Malta’s government has regulated to set tougher penalties against electricity theft following the country’s smart meter tampering scandal, causing revenue losses of €30 million in a year.

National utility Enemalta published a legal notice this week informing customers that anyone caught stealing electricity will have to repay the estimated amount of energy taken as well as a 200 per cent fine on top.

The government will be coming down harder on repeat offenders, who will face a 400 per cent surcharge on the amount stolen, said local media.

Consumers who still fail to learn their lesson will have the 200 per cent surcharge multiplied by the number of repeat offences.

The harsher penalties follow the exposure of a smart meter racket involving Enemalta employees, customers and at least 1,000 tampered units.

Smart meter tampering

Two Enemalta technicians have already been jailed in the corruption and nine people suspended, but Prime Minister Joseph Muscat told the Global Smart Grid Federation in June 2014 that such was the scale of the scandal that the number of those involved was likely to have been more.

When the smart meter tampering scandal was first uncovered, the government offered an amnesty to the 1,000 consumers suspected of having a meter that had been tampered with if they gave information about the theft.

The deadline for the amnesty was in April 2015 and 400 consumers came forward.

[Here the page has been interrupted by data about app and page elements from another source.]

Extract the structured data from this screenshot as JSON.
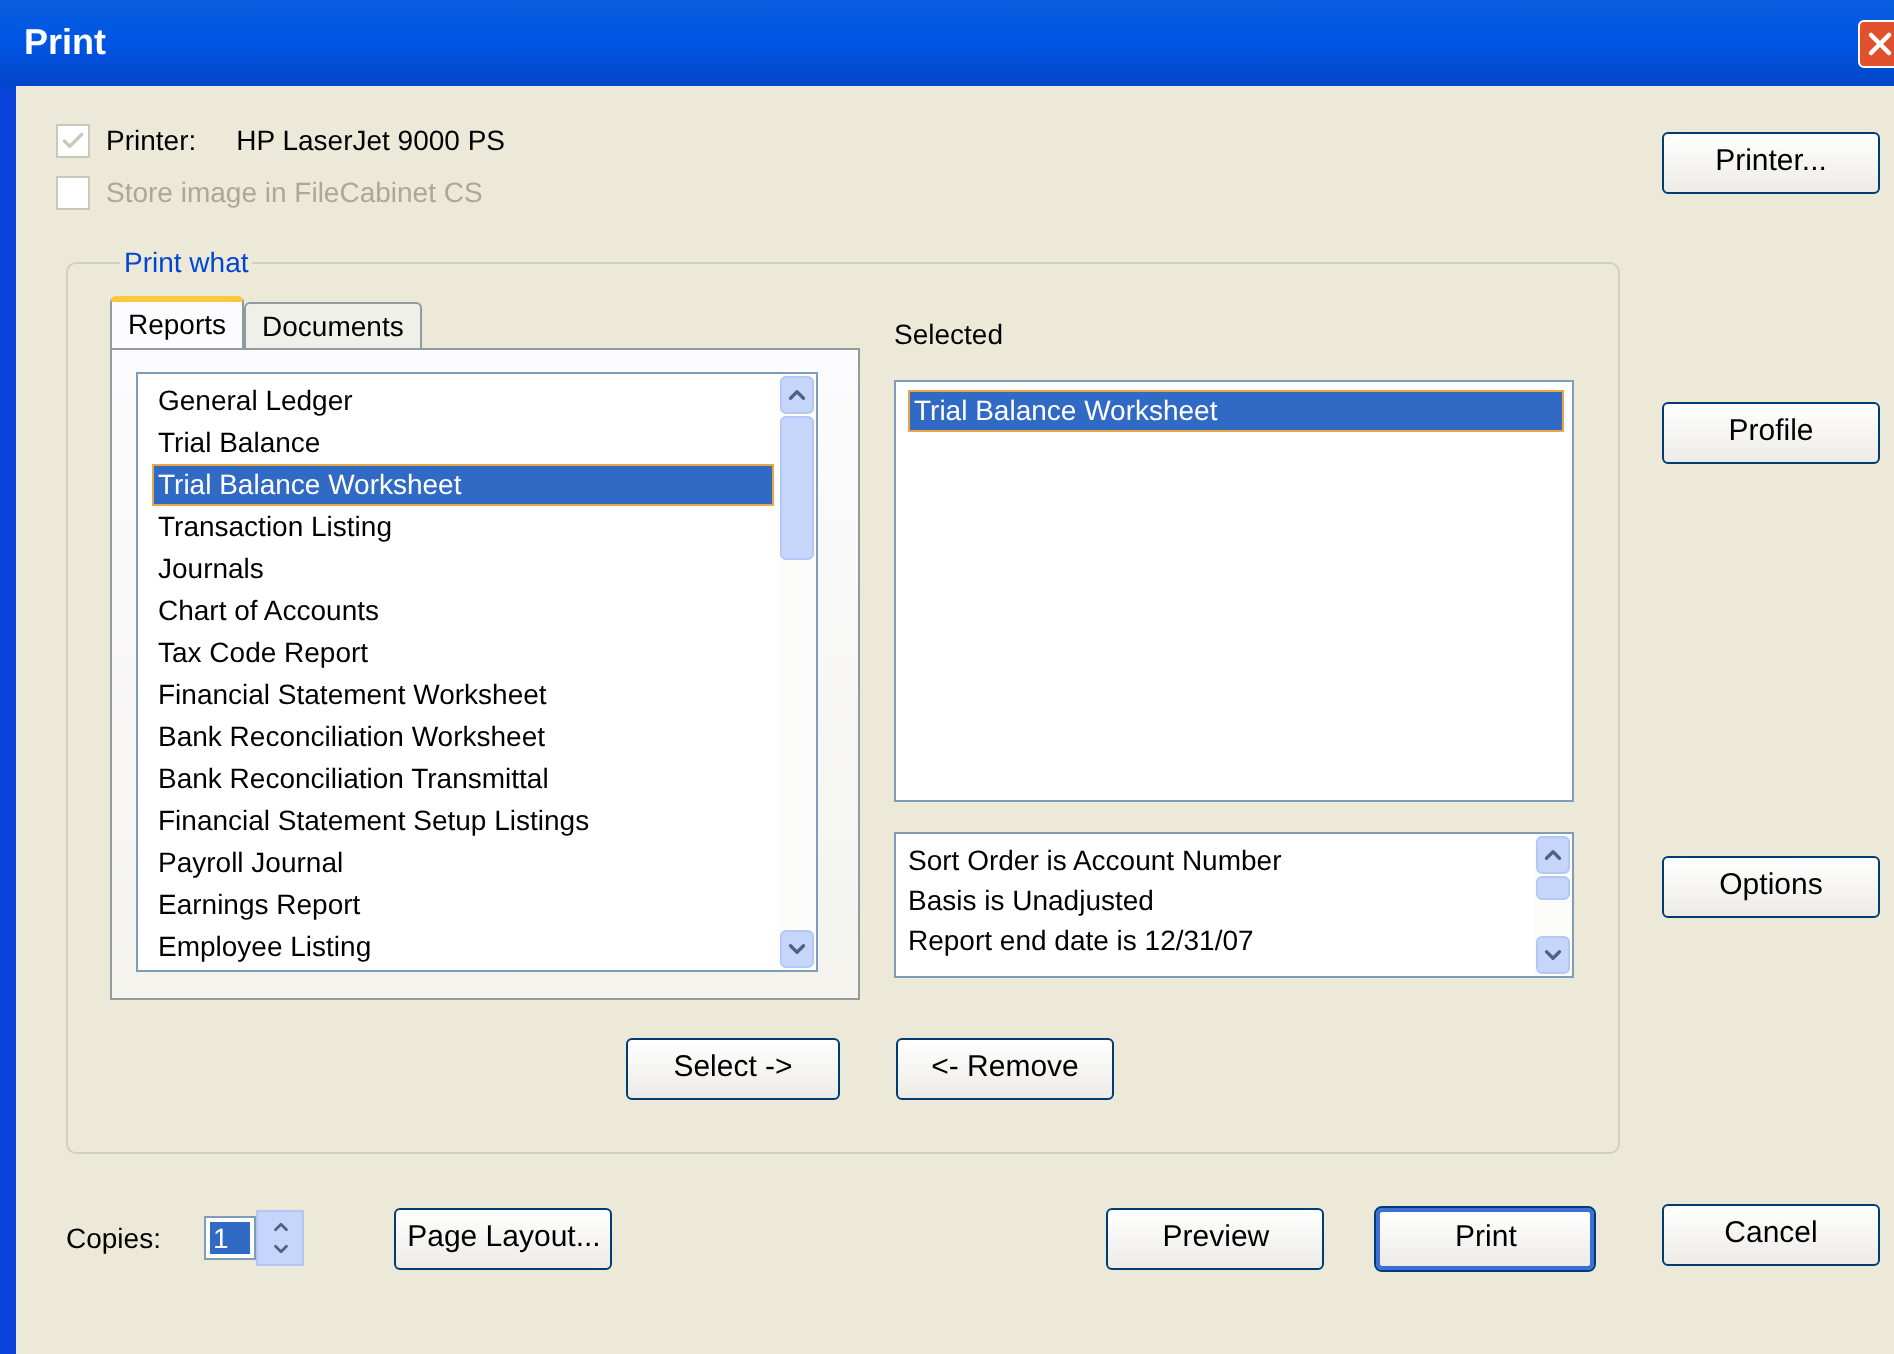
{
  "window": {
    "title": "Print"
  },
  "printer": {
    "label": "Printer:",
    "name": "HP LaserJet 9000 PS",
    "checked": true,
    "disabled": true
  },
  "store_image": {
    "label": "Store image in FileCabinet CS",
    "checked": false,
    "disabled": true
  },
  "side_buttons": [
    "Printer...",
    "Profile",
    "Options"
  ],
  "group": {
    "title": "Print what"
  },
  "tabs": [
    {
      "label": "Reports",
      "selected": true
    },
    {
      "label": "Documents",
      "selected": false
    }
  ],
  "reports": [
    {
      "label": "General Ledger",
      "selected": false
    },
    {
      "label": "Trial Balance",
      "selected": false
    },
    {
      "label": "Trial Balance Worksheet",
      "selected": true
    },
    {
      "label": "Transaction Listing",
      "selected": false
    },
    {
      "label": "Journals",
      "selected": false
    },
    {
      "label": "Chart of Accounts",
      "selected": false
    },
    {
      "label": "Tax Code Report",
      "selected": false
    },
    {
      "label": "Financial Statement Worksheet",
      "selected": false
    },
    {
      "label": "Bank Reconciliation Worksheet",
      "selected": false
    },
    {
      "label": "Bank Reconciliation Transmittal",
      "selected": false
    },
    {
      "label": "Financial Statement Setup Listings",
      "selected": false
    },
    {
      "label": "Payroll Journal",
      "selected": false
    },
    {
      "label": "Earnings Report",
      "selected": false
    },
    {
      "label": "Employee Listing",
      "selected": false
    }
  ],
  "selected_label": "Selected",
  "selected_items": [
    {
      "label": "Trial Balance Worksheet",
      "selected": true
    }
  ],
  "options_summary": [
    "Sort Order is Account Number",
    "Basis is Unadjusted",
    "Report end date is 12/31/07"
  ],
  "select_button": "Select ->",
  "remove_button": "<- Remove",
  "copies": {
    "label": "Copies:",
    "value": "1"
  },
  "page_layout_button": "Page Layout...",
  "bottom_buttons": [
    {
      "label": "Preview",
      "default": false
    },
    {
      "label": "Print",
      "default": true
    },
    {
      "label": "Cancel",
      "default": false
    }
  ]
}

The government had warned that it would pursue consumers with criminal and civil action if they failed to come forward but has yet to confirm further action.

Settling arrears

The government has also announced a partial amnesty on interest payments on outstanding bills.

Consumers can reduce their interest payments by up to 75 per cent if they seek to settle their arrears by the end of October.

In other words, those settling their outstanding bill by the end of next month will receive a 75 per cent amnesty on the interest owed to Enemalta.

The interest owed will be reduced by half if the arrears are settled by the end of November and by 25 per cent if they are settled by the end of the year.

Enemalta is expected to recover €10 million in lost revenue, as a result of consumers being made to pay for the stolen electricity and also incurring a fine.